> Directions for this task
Since only the written part is wanted, repeat the records exactly and omit the pictures.

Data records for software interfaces
------------------------------------------------
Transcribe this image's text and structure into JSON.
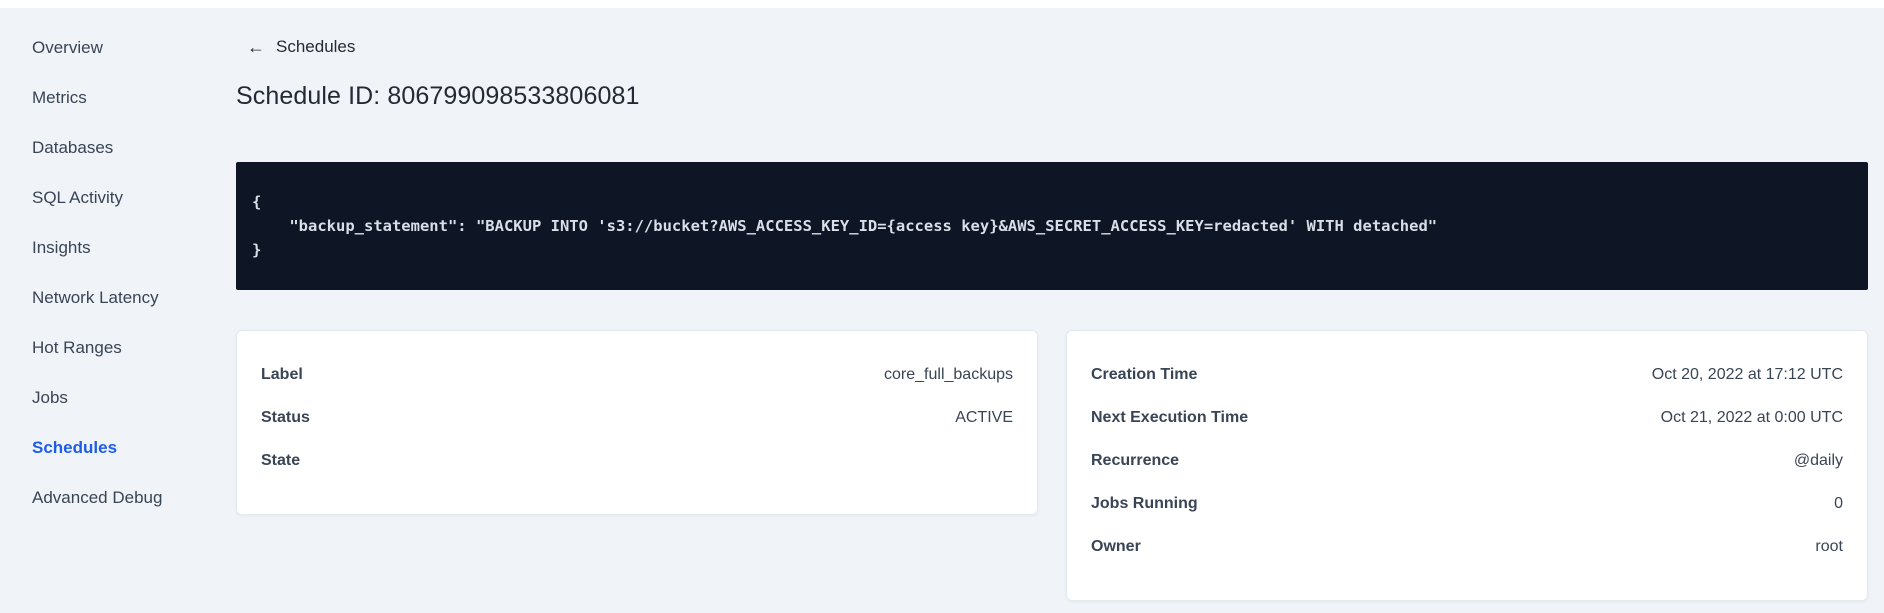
{
  "colors": {
    "accent": "#1f5de8",
    "page-bg": "#f0f4f8",
    "code-bg": "#0e1524",
    "code-text": "#d9dee8",
    "text-dark": "#242a35",
    "text-body": "#394455",
    "card-border": "#e4eaf1"
  },
  "sidebar": {
    "items": [
      {
        "label": "Overview",
        "active": false
      },
      {
        "label": "Metrics",
        "active": false
      },
      {
        "label": "Databases",
        "active": false
      },
      {
        "label": "SQL Activity",
        "active": false
      },
      {
        "label": "Insights",
        "active": false
      },
      {
        "label": "Network Latency",
        "active": false
      },
      {
        "label": "Hot Ranges",
        "active": false
      },
      {
        "label": "Jobs",
        "active": false
      },
      {
        "label": "Schedules",
        "active": true
      },
      {
        "label": "Advanced Debug",
        "active": false
      }
    ]
  },
  "header": {
    "back_icon": "←",
    "back_label": "Schedules",
    "title": "Schedule ID: 806799098533806081"
  },
  "code_block": {
    "lines": [
      "{",
      "    \"backup_statement\": \"BACKUP INTO 's3://bucket?AWS_ACCESS_KEY_ID={access key}&AWS_SECRET_ACCESS_KEY=redacted' WITH detached\"",
      "}"
    ]
  },
  "details_left": {
    "rows": [
      {
        "label": "Label",
        "value": "core_full_backups"
      },
      {
        "label": "Status",
        "value": "ACTIVE"
      },
      {
        "label": "State",
        "value": ""
      }
    ]
  },
  "details_right": {
    "rows": [
      {
        "label": "Creation Time",
        "value": "Oct 20, 2022 at 17:12 UTC"
      },
      {
        "label": "Next Execution Time",
        "value": "Oct 21, 2022 at 0:00 UTC"
      },
      {
        "label": "Recurrence",
        "value": "@daily"
      },
      {
        "label": "Jobs Running",
        "value": "0"
      },
      {
        "label": "Owner",
        "value": "root"
      }
    ]
  }
}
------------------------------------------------
> Exercise output
Transcribe this image's text and structure into JSON.
{
  "colors": {
    "accent": "#1f5de8",
    "page-bg": "#f0f4f8",
    "code-bg": "#0e1524",
    "code-text": "#d9dee8",
    "text-dark": "#242a35",
    "text-body": "#394455",
    "card-border": "#e4eaf1"
  },
  "sidebar": {
    "items": [
      {
        "label": "Overview",
        "active": false
      },
      {
        "label": "Metrics",
        "active": false
      },
      {
        "label": "Databases",
        "active": false
      },
      {
        "label": "SQL Activity",
        "active": false
      },
      {
        "label": "Insights",
        "active": false
      },
      {
        "label": "Network Latency",
        "active": false
      },
      {
        "label": "Hot Ranges",
        "active": false
      },
      {
        "label": "Jobs",
        "active": false
      },
      {
        "label": "Schedules",
        "active": true
      },
      {
        "label": "Advanced Debug",
        "active": false
      }
    ]
  },
  "header": {
    "back_icon": "←",
    "back_label": "Schedules",
    "title": "Schedule ID: 806799098533806081"
  },
  "code_block": {
    "lines": [
      "{",
      "    \"backup_statement\": \"BACKUP INTO 's3://bucket?AWS_ACCESS_KEY_ID={access key}&AWS_SECRET_ACCESS_KEY=redacted' WITH detached\"",
      "}"
    ]
  },
  "details_left": {
    "rows": [
      {
        "label": "Label",
        "value": "core_full_backups"
      },
      {
        "label": "Status",
        "value": "ACTIVE"
      },
      {
        "label": "State",
        "value": ""
      }
    ]
  },
  "details_right": {
    "rows": [
      {
        "label": "Creation Time",
        "value": "Oct 20, 2022 at 17:12 UTC"
      },
      {
        "label": "Next Execution Time",
        "value": "Oct 21, 2022 at 0:00 UTC"
      },
      {
        "label": "Recurrence",
        "value": "@daily"
      },
      {
        "label": "Jobs Running",
        "value": "0"
      },
      {
        "label": "Owner",
        "value": "root"
      }
    ]
  }
}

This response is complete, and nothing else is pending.